Although the motives for locking 2.2% of Bitcoins supply in these funds are not institutional buying and holding it nonetheless affects the supply of coins which are locked in Coinbase Custody’s ‘hotel’ until regulators allow selling.
According to Avi Felman, a trader at BlockTower Capital, and CMS Holdings, ETHE’s premium recent 50% drop was related to Ether’s price spike. Around June 22nd, a large batch of ETHE shares was unlocked for selling and new supply reduced ETHC’s premium by around 50%. The very profitable sellers were happy to cash out and quickly bought real Ethereum in the spot market, to repay their lenders. This caused a short term strong impact on Ethereum spot price which rose by close to 4% on June 22nd.
Do I even have an option?
Bitcoin Futures trading activity hit an all-year low Sunday after slumping to just $5 billion.
Surprisingly, the highly anticipated June 26th expiry of a record $1 billion worth of options showed little impact on Bitcoin’s prices. This is unusual as many markets, even regulated venues, very often experience price manipulation and volatility close to the expiry of high-interest contracts. This puts into question the accuracy of the OI calculations.
The spot and futures market as well as the low volatility tell the same story of a sleepy market:
And quietly, BitMEX has regained lead in OI, perhaps due to their growing effort to compete with incumbents as we mentioned here.

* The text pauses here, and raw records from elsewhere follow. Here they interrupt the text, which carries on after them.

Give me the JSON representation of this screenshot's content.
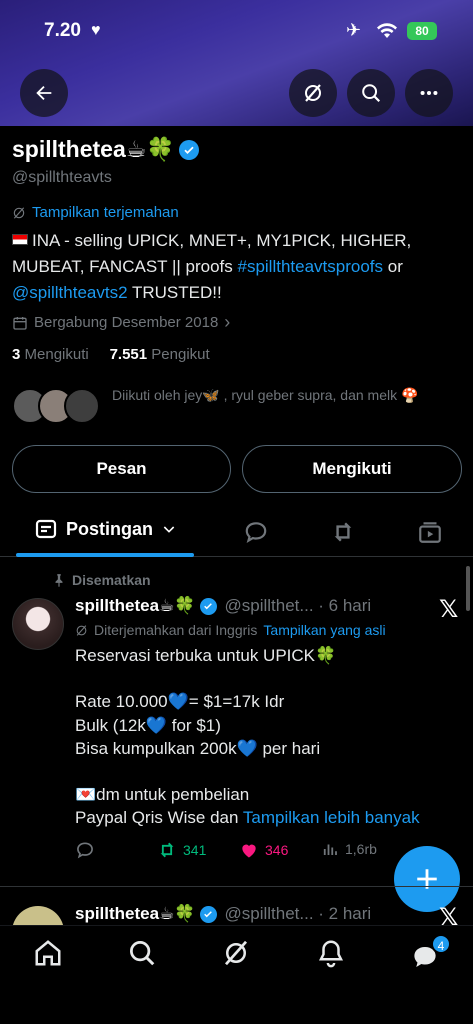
{
  "status_bar": {
    "time": "7.20",
    "battery": "80"
  },
  "profile": {
    "display_name": "spillthetea☕🍀",
    "handle": "@spillthteavts",
    "translate_label": "Tampilkan terjemahan",
    "bio_prefix": "INA - selling UPICK, MNET+, MY1PICK, HIGHER, MUBEAT, FANCAST || proofs ",
    "bio_link1": "#spillthteavtsproofs",
    "bio_mid": " or ",
    "bio_link2": "@spillthteavts2",
    "bio_suffix": " TRUSTED!!",
    "joined": "Bergabung Desember 2018",
    "following_count": "3",
    "following_label": "Mengikuti",
    "followers_count": "7.551",
    "followers_label": "Pengikut",
    "followed_by": "Diikuti oleh jey🦋 , ryul geber supra, dan melk 🍄"
  },
  "buttons": {
    "message": "Pesan",
    "following": "Mengikuti"
  },
  "tabs": {
    "posts": "Postingan"
  },
  "pinned_label": "Disematkan",
  "post": {
    "name": "spillthetea☕🍀",
    "meta": "@spillthet... · 6 hari",
    "translated_from": "Diterjemahkan dari Inggris",
    "show_original": "Tampilkan yang asli",
    "line1": "Reservasi terbuka untuk UPICK🍀",
    "line2": "Rate 10.000💙= $1=17k Idr",
    "line3": "Bulk (12k💙 for $1)",
    "line4": "Bisa kumpulkan 200k💙 per hari",
    "line5": "💌dm untuk pembelian",
    "line6": "Paypal Qris Wise dan ",
    "show_more": "Tampilkan lebih banyak",
    "retweets": "341",
    "likes": "346",
    "views": "1,6rb"
  },
  "post2": {
    "name": "spillthetea☕🍀",
    "meta": "@spillthet... · 2 hari"
  },
  "nav": {
    "notifications_badge": "4"
  },
  "colors": {
    "accent": "#1d9bf0",
    "retweet": "#00ba7c",
    "like": "#f91880",
    "background": "#000000"
  }
}
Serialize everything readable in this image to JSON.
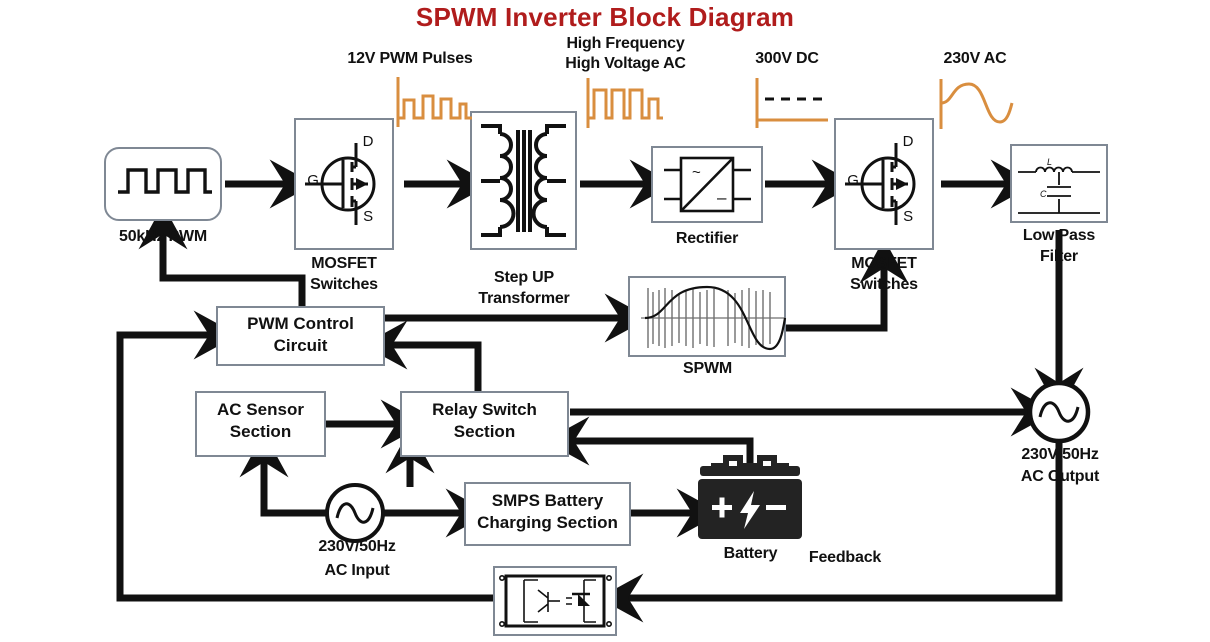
{
  "title": "SPWM Inverter Block Diagram",
  "theme": {
    "title_color": "#b01c1c",
    "wave_color": "#d98e3f",
    "box_border": "#7f8894",
    "line_color": "#111111",
    "battery_color": "#232323",
    "background": "#ffffff"
  },
  "signal_labels": [
    {
      "id": "pwm-pulses",
      "text": "12V PWM Pulses",
      "icon": "pwm-pulse-waveform"
    },
    {
      "id": "hf-hv-ac",
      "text": "High Frequency\nHigh Voltage AC",
      "icon": "hf-square-waveform"
    },
    {
      "id": "dc-300v",
      "text": "300V DC",
      "icon": "dc-level-waveform"
    },
    {
      "id": "ac-230v",
      "text": "230V AC",
      "icon": "sine-waveform"
    }
  ],
  "signal_label_lines": {
    "pwm_pulses": "12V PWM Pulses",
    "hf_hv_ac_l1": "High Frequency",
    "hf_hv_ac_l2": "High Voltage AC",
    "dc_300v": "300V DC",
    "ac_230v": "230V AC"
  },
  "blocks": {
    "pwm_source": {
      "label": "50kHz PWM",
      "icon": "square-wave-icon"
    },
    "mosfet_1": {
      "label_l1": "MOSFET",
      "label_l2": "Switches",
      "icon": "mosfet-symbol",
      "terminals": {
        "gate": "G",
        "drain": "D",
        "source": "S"
      }
    },
    "transformer": {
      "label_l1": "Step UP",
      "label_l2": "Transformer",
      "icon": "transformer-symbol"
    },
    "rectifier": {
      "label": "Rectifier",
      "icon": "rectifier-symbol",
      "symbols": {
        "ac": "~",
        "dc": "–"
      }
    },
    "mosfet_2": {
      "label_l1": "MOSFET",
      "label_l2": "Switches",
      "icon": "mosfet-symbol",
      "terminals": {
        "gate": "G",
        "drain": "D",
        "source": "S"
      }
    },
    "low_pass": {
      "label_l1": "Low Pass",
      "label_l2": "Filter",
      "icon": "lc-filter-symbol",
      "components": {
        "inductor": "L",
        "capacitor": "C"
      }
    },
    "pwm_control": {
      "label_l1": "PWM Control",
      "label_l2": "Circuit"
    },
    "spwm": {
      "label": "SPWM",
      "icon": "spwm-waveform-icon"
    },
    "ac_sensor": {
      "label_l1": "AC Sensor",
      "label_l2": "Section"
    },
    "relay_switch": {
      "label_l1": "Relay Switch",
      "label_l2": "Section"
    },
    "smps": {
      "label_l1": "SMPS Battery",
      "label_l2": "Charging Section"
    },
    "battery": {
      "label": "Battery",
      "icon": "battery-icon",
      "symbols": {
        "positive": "+",
        "negative": "–",
        "bolt": "⚡"
      }
    },
    "ac_input": {
      "label_l1": "230V/50Hz",
      "label_l2": "AC Input",
      "icon": "ac-source-icon"
    },
    "ac_output": {
      "label_l1": "230V/50Hz",
      "label_l2": "AC Output",
      "icon": "ac-source-icon"
    },
    "optocoupler": {
      "label": "",
      "icon": "optocoupler-symbol"
    }
  },
  "connections": {
    "feedback_label": "Feedback"
  }
}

In conclusion: with idealistic excitement returning to Ethereum and a sleepy Bitcoin market, is it 2016 again? Only 38.5% of the total Bitcoin Supply has moved in the previous year, the lowest level since early 2016, according to CoinMetrics: